The mind is weak at 4 in the morning. It’s difficult to get a clear thought through, especially if you’ve been sound asleep and suddenly rung back to consciousness. But that’s what happened to us the other morning. A sound sleep was interrupted by an insistent, piercing, beeping noise. Both of us jerked straight up off the pillows. Some kind of alarm—outside the bedroom.
Being the male of the species, I was quickly nominated to go forth and determine the cause for the alert. As I’ve said, 4 a.m. in the darkness isn’t a good time for clear thinking, but it didn’t take long to find the source of the disturbing noise. Down at floor level in the edge of the kitchen, a little brown alarm box was screaming its fool head off. A light was blinking, and down on hands and knees, I tried to sort out the meaning of the light. I could see the light, but the print on the alarm box was too small. Back on my feet, I stumbled around, found a magnifying glass, and read the words that chill: CARBON MONOXIDE.
In retrospect, the proper response would have been to grab everyone in the house, toss them out the door, and call 9-1-1. But 4 a.m. thinking doesn’t always manifest itself in wisdom. I was awake enough by then to try and rattle off a few points of logic. Carbon monoxide will kill you, yes; it also gives off certain symptoms. Was I having any of the symptoms? Was this, perhaps, some sort of false alarm? By this time, I had gotten smart enough to open the outside door to start ventilating the house. I also trotted out to the RV and grabbed the carbon monoxide (CO) detector from the trailer. I wanted a second opinion.

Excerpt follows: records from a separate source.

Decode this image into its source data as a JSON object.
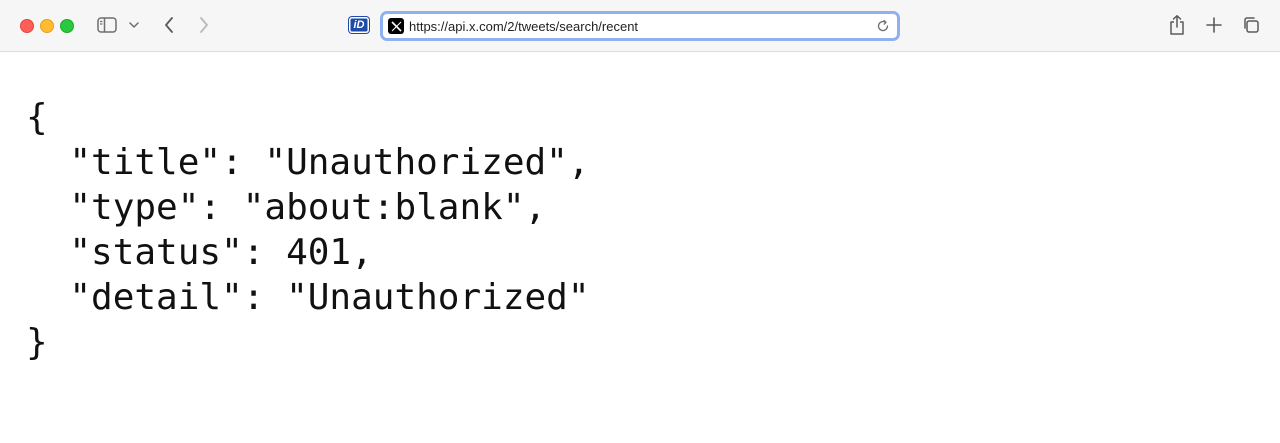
{
  "browser": {
    "url": "https://api.x.com/2/tweets/search/recent",
    "extension_label": "iD",
    "favicon_label": "X"
  },
  "icons": {
    "sidebar": "sidebar-icon",
    "sidebar_menu": "chevron-down-icon",
    "back": "chevron-left-icon",
    "forward": "chevron-right-icon",
    "reload": "reload-icon",
    "share": "share-icon",
    "new_tab": "plus-icon",
    "tab_overview": "tabs-icon"
  },
  "colors": {
    "address_focus": "#8fb2ee",
    "close": "#ff5f57",
    "minimize": "#febc2e",
    "zoom": "#28c840"
  },
  "response": {
    "text": "{\n  \"title\": \"Unauthorized\",\n  \"type\": \"about:blank\",\n  \"status\": 401,\n  \"detail\": \"Unauthorized\"\n}"
  }
}
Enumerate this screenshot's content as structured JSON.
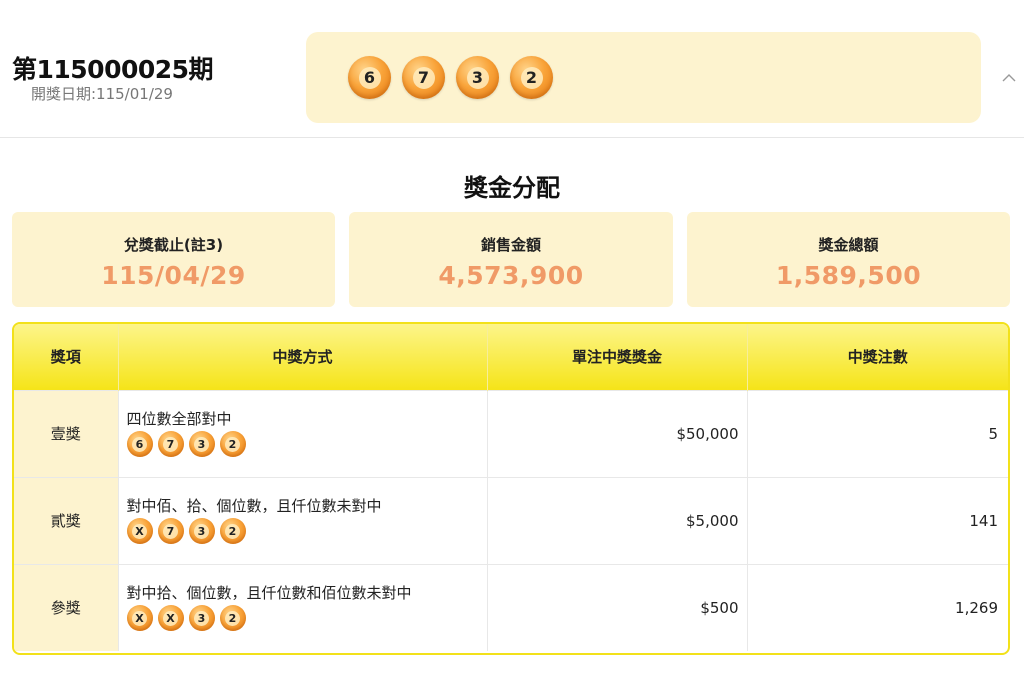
{
  "draw": {
    "period": "第115000025期",
    "date_label": "開獎日期:115/01/29",
    "numbers": [
      "6",
      "7",
      "3",
      "2"
    ]
  },
  "section_title": "獎金分配",
  "stats": [
    {
      "label": "兌獎截止(註3)",
      "value": "115/04/29"
    },
    {
      "label": "銷售金額",
      "value": "4,573,900"
    },
    {
      "label": "獎金總額",
      "value": "1,589,500"
    }
  ],
  "table": {
    "headers": [
      "獎項",
      "中獎方式",
      "單注中獎獎金",
      "中獎注數"
    ],
    "rows": [
      {
        "prize": "壹獎",
        "method": "四位數全部對中",
        "balls": [
          "6",
          "7",
          "3",
          "2"
        ],
        "amount": "$50,000",
        "count": "5"
      },
      {
        "prize": "貳獎",
        "method": "對中佰、拾、個位數，且仟位數未對中",
        "balls": [
          "X",
          "7",
          "3",
          "2"
        ],
        "amount": "$5,000",
        "count": "141"
      },
      {
        "prize": "參獎",
        "method": "對中拾、個位數，且仟位數和佰位數未對中",
        "balls": [
          "X",
          "X",
          "3",
          "2"
        ],
        "amount": "$500",
        "count": "1,269"
      }
    ]
  },
  "icons": {
    "collapse": "chevron-up-icon",
    "ball": "lottery-ball-icon"
  },
  "colors": {
    "panel_bg": "#fdf3cf",
    "stat_value": "#f09a67",
    "table_header": "#f5e418",
    "ball": "#f9a43a"
  }
}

It didn’t take long for that opinion to be rendered. My RV detector has a digital readout, and it soon indicated we had in the neighborhood of 70 parts per million of the nasty gas in the house air. Not enough to create immediate harm, but enough to cause us to completely ventilate the house, and work out where the problem was coming from. In the end, we found that a maintenance issue with a pilot light had to be addressed. But the whole thing gave us pause—how many RVers are really conversant with their CO detectors?
Carbon monoxide is a colorless, odorless, tasteless, and often deadly gas, the byproduct of incomplete combustion. The combustion source in an RV could be an improperly operating furnace, water heater, oven, generator, or any other device that burns fossil fuels. Small amounts of CO can make you sick—in fact it’s the leading cause of accidental poisoning in the U.S., with almost 10,000 cases heading into ERs every year. Larger amounts can make you dead: roughly 200 Americans a year join that statistical tragedy.
The symptoms of CO poisoning include headaches, nausea, dizziness, fatigue, shortness of breath and two real bad ones: unconsciousness and death. Carbon monoxide is a tricky thing: A little bit of CO over a long time can harm you, or a lot over a short period of time can do the same. Since there are plenty of devices in an RV that could produce carbon monoxide, it’s good for RVers to know the symptoms of CO poisoning. But it’s much better to have a CO detector warn you before you get symptoms.
All new RVs come from the plant with a CO detector, but hang on. These devices have a limited shelf life. After five years from manufacture, your detector needs to be replaced. The hard part is that CO detectors for RVs have to meet special requirements—after all they are exposed to a wide range of temperature conditions and get knocked about with road bumps. Result: Like a lot of things in RVs, prices for CO detectors for your rig are typically more costly than the ones off the shelf at Homer D. Poe’s.
If you’re replacing an older, out-of-date detector that was installed by the manufacturer, replacement should be fairly easy. Simply dismount the old detector, observe wiring polarity, and reinstall the new detector following the instructions that come with it. Many OEM detectors are “hard wired” into the RV 12-volt system. However, before you go shopping for the new detector, make sure that it is rig-powered. If you buy a new detector that “looks” for 12-volt RV power and your old one was battery powered, you’ll be up to your neck with a wiring issue.
If your new detector wants 12-volt rig power and there are no handy 12-volt wire stubs, you’ll have to locate a source of 12-volt power near your installation area and run the wires out to it. MAKE SURE the wires are not switched, that is, you can’t accidentally shut off the power to the wires you tap into. Lighting circuits are a good bet, but they should not be switch controlled.
Where should CO detectors be located? CO has a specific gravity very close to that of air; when a heating appliance kicks out heat, it will tend to lift any CO present. You’d think putting the detector above floor level would be the idea, but it turns out each manufacturer has its own slant on things, so follow instructions included with each unit. You don’t want to install one near a gas appliance that may produce a small amount of CO on startup, nor too close to kitchen cooking appliances. Still, it’s important to have them close to sleeping areas so you’ll be sure—like us—to hear them if they sound in the middle of the night.
Russ and Tiña De Maris are authors of RV Boondocking Basics—A Guide to Living Without Hookups, which covers a full range of dry camping topics. Visit icanrv.com for more information.